British legal and political figures have expressed their concern over the harsh sentences of the youth involved in the widespread unrest that swept across England.
Lord Macdonald, former Director of the Prosecution Service in England and Wales, warned that the Court of Appeal would want to review some of the jail sentences given to protesters following rising concerns that the protesters are facing a “postcode lottery” on punishments which varied all over the country.
"People read about these sentences and they scratch their heads and wonder how one man can get one day, and a mother of two children can get five months. It's difficult to see on the facts we know if there's justification for that disparity, and that leads to injustice in individual cases.
"I think the Court of Appeal will be interested to get hold of some of these cases and to express its own view on what the correct level of sentencing should have been and that will help all of the other judges, including magistrates in the lower courts to get it right in future," Macdonald said.
Liberal Democrat deputy leader Simon Hughes urged the courts to make sure not all those convicted are imprisoned.
Insisting that those who involved in recent unrest will be punished “toughly and firmly,” Hughes said: "But I hope the courts will show understanding and relative leniency on first-time offenders and make sure that all the sentences don't just put people inside and pull them out again, but engage with the community."
Lord Carlile, former Downing Street advisor on terrorism, also criticized cabinet ministers for violating the judiciary's independence. He stressed ministers were not helpful by interfering sentencing and added "just filling up prisons" would not stop future unrest.
UK Rights groups condemned the courts for passing harsh sentences for those arrested in aftermath of the country's massive unrest.
Two men have received four years behind bars over calling for protests on the internet.

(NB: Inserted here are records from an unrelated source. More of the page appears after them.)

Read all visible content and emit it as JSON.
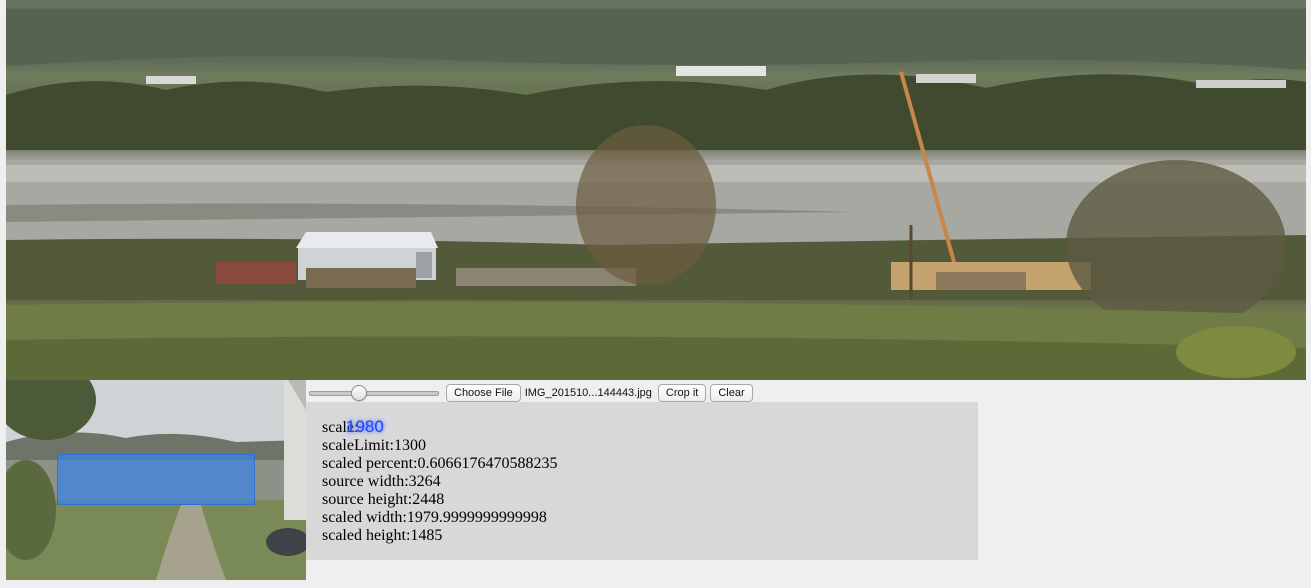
{
  "images": {
    "main_photo": "cropped-landscape-photo",
    "thumbnail": "source-thumbnail-photo"
  },
  "controls": {
    "zoom_slider": {
      "value_fraction": 0.37
    },
    "choose_file_label": "Choose File",
    "file_name": "IMG_201510...144443.jpg",
    "crop_label": "Crop it",
    "clear_label": "Clear"
  },
  "info": {
    "scale_label": "scale:",
    "scale_value": "1980",
    "scale_limit": "scaleLimit:1300",
    "scaled_percent": "scaled percent:0.6066176470588235",
    "source_width": "source width:3264",
    "source_height": "source height:2448",
    "scaled_width": "scaled width:1979.9999999999998",
    "scaled_height": "scaled height:1485"
  },
  "colors": {
    "crop_box": "#3c82e6",
    "info_panel_bg": "#d8d8d8",
    "scale_value_text": "#2142ff",
    "page_bg": "#efefef"
  }
}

Another man is jailed for six months for stealing a bottle of water.
Premier David Cameron defended the tough penalties, saying: “What happened on our streets was absolutely appalling behavior and to send a very clear message that it's wrong and won't be tolerated is what the criminal justice system should be doing.
“They decided in that court to send a tough sentence, send a tough message and I think it's very good that courts are able to do that.”
Some 3,000 have been arrested, and over one-thousand three-hundred people have appeared in court.